We will never know where baseball could have taken Michael Jordan. We wont ever know where Jordan could have taken baseball had he stayed. The popularity of baseball would have likely increased after the horrible strike and maybe Jordan could have been the face of baseball. All we can do now is imagine what could have been but it is clear to see that the baseball strike deterred Jordan from continuing his baseball dream.
Posted in MLB, NBA, sports, Sports History
Tagged 1994, 1995, arizona, barons, baseball, batting average, birmingham, chicago bulls, fall league, games, hall of fame, march 3, march 31, michael jordan, NBA, outfielder, owners, players strike, retired, retirement, return tobasketball, sarasot florida, spring training, strike, title, titles, white sox
The site hit it’s year mark this month.

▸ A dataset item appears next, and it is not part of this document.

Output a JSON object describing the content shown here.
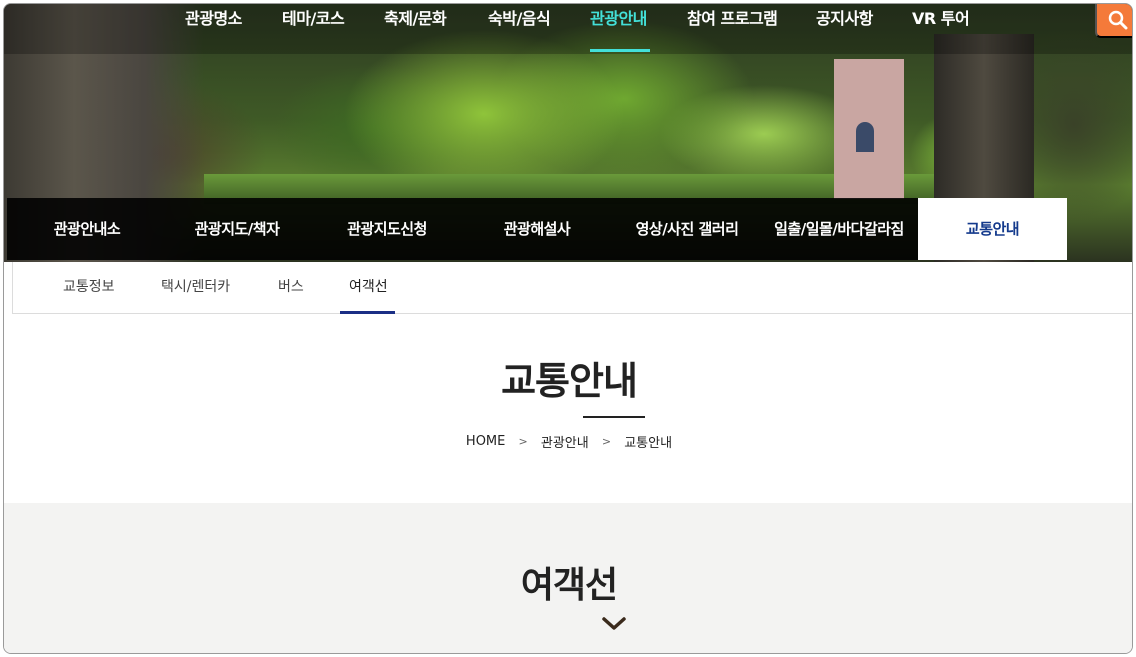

I have had a lot of fun covering many different sports topics over the last year. With over 100 articles posted and a few thousand visitors, it has been a fun year! As you may have notice the site’s direction changed in January from general sports coverage to sports history only. I will be keeping you posted on History as it happens and covering the classic moments and accomplishments in sports. Thank you to all of our readers and stay tuned for more classic reading!
Defending 135lb womens champion Ronda Rousey beat Liz Carmouche in the first ever womens bout in the UFC. The victory came in the first round via armbar submission. Which is no surprise because her previous 8 victories were all delivered in the same fashion. There was however a point in the fight that Rousey looked to be in trouble. It came in the first minute of the fight when Carmouche was on Rousey’s back. Carmouche attempted to go for a choke and at one point had Rousey in a neck crank. Rousey stayed patient and was able to get Carmouche off of her and within a matter on minutes had her in an armbar. Carmouche quickly tapped and the fight was over.
Ronda Rousey applies the armbar on Liz Carmouche at UFC 157. (Getty Images)
With this fight history was made as it was not only the first womens fight in the UFC’s 20 year history, it was also the main event. Ronda Rousey will now be known as the first ever UFC womens champion. Rousey has definitely set her self up to become a mega star. Within 2 years she has gone from an unknown fighter fighting on low visibility Strickforce on Showtime events to main eventing in the biggest MMA promotion around. This is largely due to the way she has amassed her now 9 victories. All of her victories have come in the first round with an armbar submission, most of which came within under a minute of the fight. She has established the armbar as her finisher much like a pro wrestler has a signature finishing maneuver. This is a gimmick that could take her very far in the sport and also create a legend about her like Mike Tyson had in the 1980′s with his knockout punches.
Ronda Rousey will more than likely fight again by years end. The UFC does not have the other big name womens MMA fighter Chris Cyborg. Cyborg recently signed with Invicta. The UFC does have a fresh crop of talent to build up for her. Its pretty safe to say that her next fight regardless of the opponent will be a big draw. She has developed into a super star the like of which will overshadow the previous Queen of MMA Gina Carrano. It will be exciting to she where this crazy ride Rousey is on will end up.
Posted in MMA, sports
Tagged 02-23-12, 135 pounds, 157, 2013, 9-0, armbar, battle, champion, championship, chris cyborg, defeat, defending, fighter, finisher, first ever, first round victory, history making, invicta, judo, legend, level, liz carmouche, made, main event, Mike Tyson, myth, opponent, pro wrestling, ronda rousey, saturday night, strikeforce, submission, super star, talent, top, ufc, via, who did she fight, who won, win, womens fight